(Your objective): Repeat the entries beneath in their entirety, precisely as given.

(Dataset content):
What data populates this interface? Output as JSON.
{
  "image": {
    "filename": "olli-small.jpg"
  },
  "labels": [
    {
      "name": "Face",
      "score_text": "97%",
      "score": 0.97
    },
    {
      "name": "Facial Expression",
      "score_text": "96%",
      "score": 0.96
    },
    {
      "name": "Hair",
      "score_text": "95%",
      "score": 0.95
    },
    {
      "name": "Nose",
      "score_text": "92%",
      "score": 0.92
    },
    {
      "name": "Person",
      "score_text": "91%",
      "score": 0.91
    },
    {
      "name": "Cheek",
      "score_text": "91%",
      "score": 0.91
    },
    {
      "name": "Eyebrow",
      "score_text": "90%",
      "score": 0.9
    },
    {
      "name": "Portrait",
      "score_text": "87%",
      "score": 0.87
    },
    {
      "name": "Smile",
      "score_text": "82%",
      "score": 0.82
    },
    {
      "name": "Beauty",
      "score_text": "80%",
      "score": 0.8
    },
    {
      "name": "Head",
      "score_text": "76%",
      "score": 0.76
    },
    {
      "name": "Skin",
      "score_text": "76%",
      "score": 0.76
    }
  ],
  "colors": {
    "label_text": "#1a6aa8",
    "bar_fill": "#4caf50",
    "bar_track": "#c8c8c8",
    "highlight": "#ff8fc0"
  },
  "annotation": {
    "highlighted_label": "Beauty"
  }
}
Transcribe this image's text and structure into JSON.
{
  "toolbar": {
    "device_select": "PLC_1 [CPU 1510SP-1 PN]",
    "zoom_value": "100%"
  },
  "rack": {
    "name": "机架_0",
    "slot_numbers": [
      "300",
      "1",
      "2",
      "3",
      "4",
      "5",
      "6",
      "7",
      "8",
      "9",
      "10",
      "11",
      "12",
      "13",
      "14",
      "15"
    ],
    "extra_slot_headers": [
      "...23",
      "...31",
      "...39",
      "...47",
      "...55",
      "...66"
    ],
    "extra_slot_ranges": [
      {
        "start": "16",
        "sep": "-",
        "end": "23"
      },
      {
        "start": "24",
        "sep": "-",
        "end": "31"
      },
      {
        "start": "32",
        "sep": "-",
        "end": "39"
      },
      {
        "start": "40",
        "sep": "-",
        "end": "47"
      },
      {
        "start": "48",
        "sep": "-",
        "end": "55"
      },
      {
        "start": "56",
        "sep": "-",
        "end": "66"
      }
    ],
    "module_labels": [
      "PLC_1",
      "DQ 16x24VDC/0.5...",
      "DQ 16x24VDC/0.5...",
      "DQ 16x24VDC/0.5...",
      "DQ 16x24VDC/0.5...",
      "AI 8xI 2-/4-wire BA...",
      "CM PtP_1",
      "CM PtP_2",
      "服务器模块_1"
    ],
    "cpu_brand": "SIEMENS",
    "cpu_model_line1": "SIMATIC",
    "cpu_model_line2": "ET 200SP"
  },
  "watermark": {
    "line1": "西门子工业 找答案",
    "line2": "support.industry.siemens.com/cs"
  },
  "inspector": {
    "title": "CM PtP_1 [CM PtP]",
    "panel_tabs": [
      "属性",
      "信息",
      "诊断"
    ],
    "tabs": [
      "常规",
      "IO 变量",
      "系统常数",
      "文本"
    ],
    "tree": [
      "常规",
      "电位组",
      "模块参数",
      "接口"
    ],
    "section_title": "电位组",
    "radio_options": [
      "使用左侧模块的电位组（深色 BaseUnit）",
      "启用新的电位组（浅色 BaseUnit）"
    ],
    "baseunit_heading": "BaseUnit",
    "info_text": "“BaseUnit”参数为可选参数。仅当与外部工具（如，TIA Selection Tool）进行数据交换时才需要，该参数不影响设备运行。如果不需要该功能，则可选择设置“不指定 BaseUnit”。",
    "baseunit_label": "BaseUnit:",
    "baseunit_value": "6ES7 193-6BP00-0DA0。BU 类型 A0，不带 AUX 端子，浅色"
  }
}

(Response to the task):
What data populates this interface? Output as JSON.
{
  "image": {
    "filename": "olli-small.jpg"
  },
  "labels": [
    {
      "name": "Face",
      "score_text": "97%",
      "score": 0.97
    },
    {
      "name": "Facial Expression",
      "score_text": "96%",
      "score": 0.96
    },
    {
      "name": "Hair",
      "score_text": "95%",
      "score": 0.95
    },
    {
      "name": "Nose",
      "score_text": "92%",
      "score": 0.92
    },
    {
      "name": "Person",
      "score_text": "91%",
      "score": 0.91
    },
    {
      "name": "Cheek",
      "score_text": "91%",
      "score": 0.91
    },
    {
      "name": "Eyebrow",
      "score_text": "90%",
      "score": 0.9
    },
    {
      "name": "Portrait",
      "score_text": "87%",
      "score": 0.87
    },
    {
      "name": "Smile",
      "score_text": "82%",
      "score": 0.82
    },
    {
      "name": "Beauty",
      "score_text": "80%",
      "score": 0.8
    },
    {
      "name": "Head",
      "score_text": "76%",
      "score": 0.76
    },
    {
      "name": "Skin",
      "score_text": "76%",
      "score": 0.76
    }
  ],
  "colors": {
    "label_text": "#1a6aa8",
    "bar_fill": "#4caf50",
    "bar_track": "#c8c8c8",
    "highlight": "#ff8fc0"
  },
  "annotation": {
    "highlighted_label": "Beauty"
  }
}
Transcribe this image's text and structure into JSON.
{
  "toolbar": {
    "device_select": "PLC_1 [CPU 1510SP-1 PN]",
    "zoom_value": "100%"
  },
  "rack": {
    "name": "机架_0",
    "slot_numbers": [
      "300",
      "1",
      "2",
      "3",
      "4",
      "5",
      "6",
      "7",
      "8",
      "9",
      "10",
      "11",
      "12",
      "13",
      "14",
      "15"
    ],
    "extra_slot_headers": [
      "...23",
      "...31",
      "...39",
      "...47",
      "...55",
      "...66"
    ],
    "extra_slot_ranges": [
      {
        "start": "16",
        "sep": "-",
        "end": "23"
      },
      {
        "start": "24",
        "sep": "-",
        "end": "31"
      },
      {
        "start": "32",
        "sep": "-",
        "end": "39"
      },
      {
        "start": "40",
        "sep": "-",
        "end": "47"
      },
      {
        "start": "48",
        "sep": "-",
        "end": "55"
      },
      {
        "start": "56",
        "sep": "-",
        "end": "66"
      }
    ],
    "module_labels": [
      "PLC_1",
      "DQ 16x24VDC/0.5...",
      "DQ 16x24VDC/0.5...",
      "DQ 16x24VDC/0.5...",
      "DQ 16x24VDC/0.5...",
      "AI 8xI 2-/4-wire BA...",
      "CM PtP_1",
      "CM PtP_2",
      "服务器模块_1"
    ],
    "cpu_brand": "SIEMENS",
    "cpu_model_line1": "SIMATIC",
    "cpu_model_line2": "ET 200SP"
  },
  "watermark": {
    "line1": "西门子工业 找答案",
    "line2": "support.industry.siemens.com/cs"
  },
  "inspector": {
    "title": "CM PtP_1 [CM PtP]",
    "panel_tabs": [
      "属性",
      "信息",
      "诊断"
    ],
    "tabs": [
      "常规",
      "IO 变量",
      "系统常数",
      "文本"
    ],
    "tree": [
      "常规",
      "电位组",
      "模块参数",
      "接口"
    ],
    "section_title": "电位组",
    "radio_options": [
      "使用左侧模块的电位组（深色 BaseUnit）",
      "启用新的电位组（浅色 BaseUnit）"
    ],
    "baseunit_heading": "BaseUnit",
    "info_text": "“BaseUnit”参数为可选参数。仅当与外部工具（如，TIA Selection Tool）进行数据交换时才需要，该参数不影响设备运行。如果不需要该功能，则可选择设置“不指定 BaseUnit”。",
    "baseunit_label": "BaseUnit:",
    "baseunit_value": "6ES7 193-6BP00-0DA0。BU 类型 A0，不带 AUX 端子，浅色"
  }
}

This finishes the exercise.